By Erica Gunderson
This week, the U.S. Supreme Court struck down affirmative action in college admissions, a policy that withstood challenges reaching as far back as 1978. In her dissent, Justice Ketanji Brown Jackson called the decision a “tragedy,” saying “with let-them-eat-cake obliviousness, today, the majority pulls the rip cord and announces color blindness for all by legal fiat, but deeming race irrelevant in law does not make it so in life.”
Now, higher education institutions wishing to achieve racially diverse student bodies have to find a new way forward.
Paul Gowder, professor of law and associate dean of research and intellectual life at Northwestern University, said the principle behind affirmative action’s beginnings was simple — that diversity in schools is important and desirable.
“The court argued and, until (Thursday), really seemed to be solidly accepting the idea that educational diversity is a compelling interest, that the idea of having an educational environment that includes people from all kinds of backgrounds and particularly from racial groups and other groups of people that are underrepresented in colleges and universities is a compelling interest, justifying the attention to race,” Gowder said. “What the real issue is, is that there are continuing consequences of government discrimination. The government participated in the residential segregation that leads to people of color being disproportionately located in communities with under-resourced schools having essentially starting 20 feet behind the starting line in many cases. And what affirmative action rightly can do is, one, rectify that as a matter of justice. And two, also allow universities to identify students who have just as much ability as the students who started with the advantages.”
Christian Perry, director of policy and advocacy with the Partnership for College Completion, is also a U.S. Navy veteran. He said the exception Chief Justice John Roberts made allowing service academies to continue considering race in admissions is a telling one.
“The fact that the chief justice could carve out for ‘distinct interests’ is what he called it, for military institutions, and say that that’s good for our men and women serving in uniform, but not good for the likes of our elite institutions in the country — I think it’s hypocrisy,” Perry said.
Nicholas Jones, executive vice president and vice president for academic affairs with the University of Illinois system, said his institution has prepared for this ruling and that University of Illinois’ core beliefs remain steadfast.

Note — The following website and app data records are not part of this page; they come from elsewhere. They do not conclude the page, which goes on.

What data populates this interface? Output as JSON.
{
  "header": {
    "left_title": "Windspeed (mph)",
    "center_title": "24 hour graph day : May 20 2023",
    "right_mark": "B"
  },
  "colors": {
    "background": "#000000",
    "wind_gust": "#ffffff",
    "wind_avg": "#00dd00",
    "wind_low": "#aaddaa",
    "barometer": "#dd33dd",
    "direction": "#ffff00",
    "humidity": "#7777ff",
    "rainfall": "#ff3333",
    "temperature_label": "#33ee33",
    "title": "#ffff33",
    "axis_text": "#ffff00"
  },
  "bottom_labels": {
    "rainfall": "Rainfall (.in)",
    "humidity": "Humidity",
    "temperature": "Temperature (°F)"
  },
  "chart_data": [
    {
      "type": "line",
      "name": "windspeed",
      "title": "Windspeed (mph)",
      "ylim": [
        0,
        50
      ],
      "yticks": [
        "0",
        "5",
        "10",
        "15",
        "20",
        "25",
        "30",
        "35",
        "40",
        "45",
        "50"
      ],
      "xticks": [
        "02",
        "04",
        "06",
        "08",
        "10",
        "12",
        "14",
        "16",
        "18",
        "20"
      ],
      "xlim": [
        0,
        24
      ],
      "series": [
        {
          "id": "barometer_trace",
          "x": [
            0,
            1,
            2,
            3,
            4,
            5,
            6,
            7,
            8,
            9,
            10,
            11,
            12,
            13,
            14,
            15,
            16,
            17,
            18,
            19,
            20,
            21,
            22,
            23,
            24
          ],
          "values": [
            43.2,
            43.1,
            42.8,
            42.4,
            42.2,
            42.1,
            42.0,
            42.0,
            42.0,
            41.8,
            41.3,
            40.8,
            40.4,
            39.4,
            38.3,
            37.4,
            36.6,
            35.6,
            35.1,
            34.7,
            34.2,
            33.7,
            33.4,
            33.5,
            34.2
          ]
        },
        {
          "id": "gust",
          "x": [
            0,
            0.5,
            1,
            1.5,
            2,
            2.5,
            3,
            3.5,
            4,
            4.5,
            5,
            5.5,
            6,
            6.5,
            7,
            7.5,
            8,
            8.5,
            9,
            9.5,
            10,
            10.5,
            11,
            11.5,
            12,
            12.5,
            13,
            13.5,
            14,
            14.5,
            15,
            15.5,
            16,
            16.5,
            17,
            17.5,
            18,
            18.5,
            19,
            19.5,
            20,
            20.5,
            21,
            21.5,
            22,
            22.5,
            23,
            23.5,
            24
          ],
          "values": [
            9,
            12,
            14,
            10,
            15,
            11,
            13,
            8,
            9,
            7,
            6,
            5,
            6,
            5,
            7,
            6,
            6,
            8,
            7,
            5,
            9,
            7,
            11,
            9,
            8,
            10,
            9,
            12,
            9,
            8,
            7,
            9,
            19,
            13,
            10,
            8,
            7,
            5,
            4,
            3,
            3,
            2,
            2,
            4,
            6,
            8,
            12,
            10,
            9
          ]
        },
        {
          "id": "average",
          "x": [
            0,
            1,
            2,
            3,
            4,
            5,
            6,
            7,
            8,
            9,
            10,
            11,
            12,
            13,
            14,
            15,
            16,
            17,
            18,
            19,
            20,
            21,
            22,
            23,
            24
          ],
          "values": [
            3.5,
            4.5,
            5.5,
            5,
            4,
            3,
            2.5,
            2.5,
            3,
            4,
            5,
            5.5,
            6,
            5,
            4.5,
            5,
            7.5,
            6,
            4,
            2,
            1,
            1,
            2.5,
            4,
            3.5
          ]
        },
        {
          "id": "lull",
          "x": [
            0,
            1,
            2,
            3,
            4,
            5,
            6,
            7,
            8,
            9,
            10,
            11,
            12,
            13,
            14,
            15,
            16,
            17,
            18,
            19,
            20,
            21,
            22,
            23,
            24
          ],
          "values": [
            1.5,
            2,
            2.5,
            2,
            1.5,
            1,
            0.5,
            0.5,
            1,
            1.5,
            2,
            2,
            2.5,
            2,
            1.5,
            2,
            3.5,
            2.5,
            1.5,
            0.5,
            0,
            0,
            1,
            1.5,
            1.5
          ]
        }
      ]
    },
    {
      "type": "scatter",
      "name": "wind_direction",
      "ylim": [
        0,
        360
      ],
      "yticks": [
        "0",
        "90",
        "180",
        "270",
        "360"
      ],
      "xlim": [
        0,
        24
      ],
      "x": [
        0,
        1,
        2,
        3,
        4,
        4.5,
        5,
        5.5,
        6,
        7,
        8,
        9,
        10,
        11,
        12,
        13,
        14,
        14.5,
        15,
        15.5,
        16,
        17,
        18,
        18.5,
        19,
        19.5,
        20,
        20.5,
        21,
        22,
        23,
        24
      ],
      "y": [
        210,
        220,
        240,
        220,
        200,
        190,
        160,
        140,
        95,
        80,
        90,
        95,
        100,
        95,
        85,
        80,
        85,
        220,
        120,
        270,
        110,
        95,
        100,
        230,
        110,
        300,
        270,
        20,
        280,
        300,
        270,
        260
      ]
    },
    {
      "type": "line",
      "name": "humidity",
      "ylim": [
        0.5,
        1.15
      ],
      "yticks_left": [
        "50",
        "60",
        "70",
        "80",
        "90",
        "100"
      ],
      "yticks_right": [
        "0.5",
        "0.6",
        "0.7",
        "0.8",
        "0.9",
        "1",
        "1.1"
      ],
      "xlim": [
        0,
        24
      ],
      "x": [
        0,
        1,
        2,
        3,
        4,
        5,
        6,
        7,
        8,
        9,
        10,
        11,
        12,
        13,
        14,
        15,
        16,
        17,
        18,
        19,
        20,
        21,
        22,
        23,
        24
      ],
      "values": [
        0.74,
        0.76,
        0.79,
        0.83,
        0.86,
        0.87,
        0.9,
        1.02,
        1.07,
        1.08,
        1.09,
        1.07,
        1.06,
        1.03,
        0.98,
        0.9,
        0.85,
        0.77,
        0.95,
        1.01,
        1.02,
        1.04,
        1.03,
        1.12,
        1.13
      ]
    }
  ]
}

“Our mission is to serve the citizens of the state of Illinois,” Jones said. “And that is all citizens of the state of Illinois. We must just redouble our efforts to ensure that we are indeed doing that. It means that we will have to look at all of our practices and make sure that we follow the law, but that commitment is robust.”
Gowder pointed out that the ruling is narrow and there are many ways higher education institutions can continue ensuring diversity in their student body.
“All the case considered was specific admissions policies that the court claimed could make race and race alone determinative of people’s chances of admission,” Gowder said. “The court specifically said that you can still think about race in individual cases. If a student says, ‘Here’s a story of how race interacts with some kind of other qualities,’ that is OK for admissions use. So if somebody says, ‘Here’s how I overcame racial discrimination,’ the … university can consider that, for example, as part of someone’s character. The court decision also didn’t rule out things like pipeline programs trying to increase applicant rules from all kinds of backgrounds.”
Perry said his organization has also been anticipating this ruling and will be issuing suggestions this summer for institutions to consider implementing.
“In the advocate community, what we’re concerned with is making sure that colleges, one, don’t overreact … thinking that they have to now be overly legalistic in how they go about interpreting this ruling,” Perry said. “But also, that they are intentional about expanding their recruitment efforts to still affirm diversity in the classroom. We know that there will be some institutions that take this as an opportunity, and we hope that higher ed institutions, as well as state legislators, take the opportunity to lean in … and fight back.”
Jones said the University of Illinois system will continue to make diversity in its student body a priority because it results in a better education.
“Our students learn best, learn the most, learn most effectively when they are in an environment where they are exposed to a broad diversity of viewpoints and perspectives,” Jones said. “So from my perspective, having that diversity in the in the classroom is critical to our success. Our focus is on bringing students to the University of Illinois who we believe can successfully graduate from our institution. This challenges us to think a little bit differently about how we do admissions, not view it as a process of threshold and presenting barriers to entry, but focusing on ensuring that we are identifying those talented people … and ensuring that they have the support that they need to be successful. And that’s what we’re absolutely committed to doing.”